Items from an interface collection
[Start of section]

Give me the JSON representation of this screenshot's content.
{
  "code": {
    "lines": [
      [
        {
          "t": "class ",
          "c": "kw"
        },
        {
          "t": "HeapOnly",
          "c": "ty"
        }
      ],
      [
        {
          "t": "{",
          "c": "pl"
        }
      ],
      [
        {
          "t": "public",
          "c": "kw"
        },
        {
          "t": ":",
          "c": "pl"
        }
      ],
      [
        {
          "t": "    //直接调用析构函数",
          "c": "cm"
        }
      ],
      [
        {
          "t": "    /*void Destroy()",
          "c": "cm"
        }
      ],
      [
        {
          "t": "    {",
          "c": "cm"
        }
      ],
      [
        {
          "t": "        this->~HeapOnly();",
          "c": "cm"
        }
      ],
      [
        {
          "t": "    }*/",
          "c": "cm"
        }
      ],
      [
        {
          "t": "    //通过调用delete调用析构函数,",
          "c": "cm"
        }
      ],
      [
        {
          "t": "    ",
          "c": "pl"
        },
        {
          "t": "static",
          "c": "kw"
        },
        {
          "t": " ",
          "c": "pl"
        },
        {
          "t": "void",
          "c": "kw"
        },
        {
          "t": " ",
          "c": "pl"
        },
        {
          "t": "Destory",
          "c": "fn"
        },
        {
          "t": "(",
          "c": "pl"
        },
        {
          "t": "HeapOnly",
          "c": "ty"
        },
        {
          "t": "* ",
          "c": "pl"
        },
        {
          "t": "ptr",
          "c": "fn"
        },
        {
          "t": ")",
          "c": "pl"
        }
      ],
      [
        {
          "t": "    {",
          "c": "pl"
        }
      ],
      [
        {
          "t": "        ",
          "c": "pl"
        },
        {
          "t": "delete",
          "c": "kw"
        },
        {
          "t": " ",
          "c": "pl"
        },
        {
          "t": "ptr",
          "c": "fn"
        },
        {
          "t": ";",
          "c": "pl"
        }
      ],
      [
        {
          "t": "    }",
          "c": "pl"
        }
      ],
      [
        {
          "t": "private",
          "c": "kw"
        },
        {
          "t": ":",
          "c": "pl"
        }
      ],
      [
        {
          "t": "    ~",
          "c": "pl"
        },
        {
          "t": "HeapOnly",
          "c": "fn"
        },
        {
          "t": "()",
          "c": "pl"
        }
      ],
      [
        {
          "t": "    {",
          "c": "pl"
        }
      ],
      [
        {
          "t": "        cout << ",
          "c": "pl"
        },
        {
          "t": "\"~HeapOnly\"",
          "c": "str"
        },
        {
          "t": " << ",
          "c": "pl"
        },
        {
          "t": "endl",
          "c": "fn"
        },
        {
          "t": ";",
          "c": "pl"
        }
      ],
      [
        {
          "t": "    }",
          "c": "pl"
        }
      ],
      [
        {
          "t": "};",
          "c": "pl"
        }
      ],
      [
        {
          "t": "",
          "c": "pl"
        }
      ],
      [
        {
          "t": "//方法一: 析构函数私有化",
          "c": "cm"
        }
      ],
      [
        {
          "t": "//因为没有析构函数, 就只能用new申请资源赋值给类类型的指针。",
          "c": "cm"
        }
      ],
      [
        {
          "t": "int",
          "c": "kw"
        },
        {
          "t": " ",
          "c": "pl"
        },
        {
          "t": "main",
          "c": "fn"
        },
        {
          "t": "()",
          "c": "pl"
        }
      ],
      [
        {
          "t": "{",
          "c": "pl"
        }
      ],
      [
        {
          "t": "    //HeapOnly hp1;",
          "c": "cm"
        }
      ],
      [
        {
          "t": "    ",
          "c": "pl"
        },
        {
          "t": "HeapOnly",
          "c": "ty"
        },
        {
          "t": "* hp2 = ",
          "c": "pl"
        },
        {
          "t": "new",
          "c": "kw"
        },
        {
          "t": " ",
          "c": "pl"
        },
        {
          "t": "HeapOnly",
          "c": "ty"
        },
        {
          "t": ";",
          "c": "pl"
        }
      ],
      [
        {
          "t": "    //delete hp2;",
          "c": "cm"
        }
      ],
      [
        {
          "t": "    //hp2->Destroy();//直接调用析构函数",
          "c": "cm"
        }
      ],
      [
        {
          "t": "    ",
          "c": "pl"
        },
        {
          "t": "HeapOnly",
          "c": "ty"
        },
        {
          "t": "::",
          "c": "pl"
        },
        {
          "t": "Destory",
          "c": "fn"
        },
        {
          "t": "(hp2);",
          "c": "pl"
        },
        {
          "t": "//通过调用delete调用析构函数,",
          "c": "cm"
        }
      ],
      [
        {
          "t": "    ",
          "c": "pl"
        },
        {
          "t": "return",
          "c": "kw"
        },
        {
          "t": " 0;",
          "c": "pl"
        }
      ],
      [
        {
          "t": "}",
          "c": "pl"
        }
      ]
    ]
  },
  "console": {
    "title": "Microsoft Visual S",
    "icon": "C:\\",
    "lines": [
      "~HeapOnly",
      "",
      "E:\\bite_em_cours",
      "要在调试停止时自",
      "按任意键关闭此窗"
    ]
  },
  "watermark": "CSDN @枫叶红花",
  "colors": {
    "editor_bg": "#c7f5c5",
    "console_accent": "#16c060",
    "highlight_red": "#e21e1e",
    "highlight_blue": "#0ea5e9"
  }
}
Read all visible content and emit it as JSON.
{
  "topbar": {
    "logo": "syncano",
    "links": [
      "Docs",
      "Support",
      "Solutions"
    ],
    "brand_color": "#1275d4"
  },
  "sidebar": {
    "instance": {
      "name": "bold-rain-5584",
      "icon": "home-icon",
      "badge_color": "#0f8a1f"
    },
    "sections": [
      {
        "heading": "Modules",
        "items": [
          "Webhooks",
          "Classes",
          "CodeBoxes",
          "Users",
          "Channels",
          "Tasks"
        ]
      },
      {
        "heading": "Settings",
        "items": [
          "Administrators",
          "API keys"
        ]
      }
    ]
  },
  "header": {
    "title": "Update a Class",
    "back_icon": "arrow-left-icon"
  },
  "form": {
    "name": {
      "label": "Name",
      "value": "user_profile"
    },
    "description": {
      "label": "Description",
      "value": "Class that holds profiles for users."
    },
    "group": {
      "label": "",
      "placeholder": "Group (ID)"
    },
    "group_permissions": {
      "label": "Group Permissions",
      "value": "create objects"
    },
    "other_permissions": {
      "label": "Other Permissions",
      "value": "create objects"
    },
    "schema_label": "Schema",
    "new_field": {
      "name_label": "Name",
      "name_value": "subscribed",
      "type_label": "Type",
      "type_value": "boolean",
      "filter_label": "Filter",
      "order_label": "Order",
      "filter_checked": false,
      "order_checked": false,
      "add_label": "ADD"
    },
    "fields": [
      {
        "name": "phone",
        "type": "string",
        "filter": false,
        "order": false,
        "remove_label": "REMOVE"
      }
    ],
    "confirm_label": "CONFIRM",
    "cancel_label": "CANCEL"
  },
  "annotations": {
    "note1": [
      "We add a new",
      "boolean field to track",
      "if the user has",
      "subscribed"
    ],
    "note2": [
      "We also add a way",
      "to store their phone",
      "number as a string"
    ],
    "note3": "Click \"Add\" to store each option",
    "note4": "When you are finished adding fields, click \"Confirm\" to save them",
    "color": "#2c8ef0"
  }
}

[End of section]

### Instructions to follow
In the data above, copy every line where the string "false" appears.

### Result of the task
      "filter_checked": false,
      "order_checked": false,
        "filter": false,
        "order": false,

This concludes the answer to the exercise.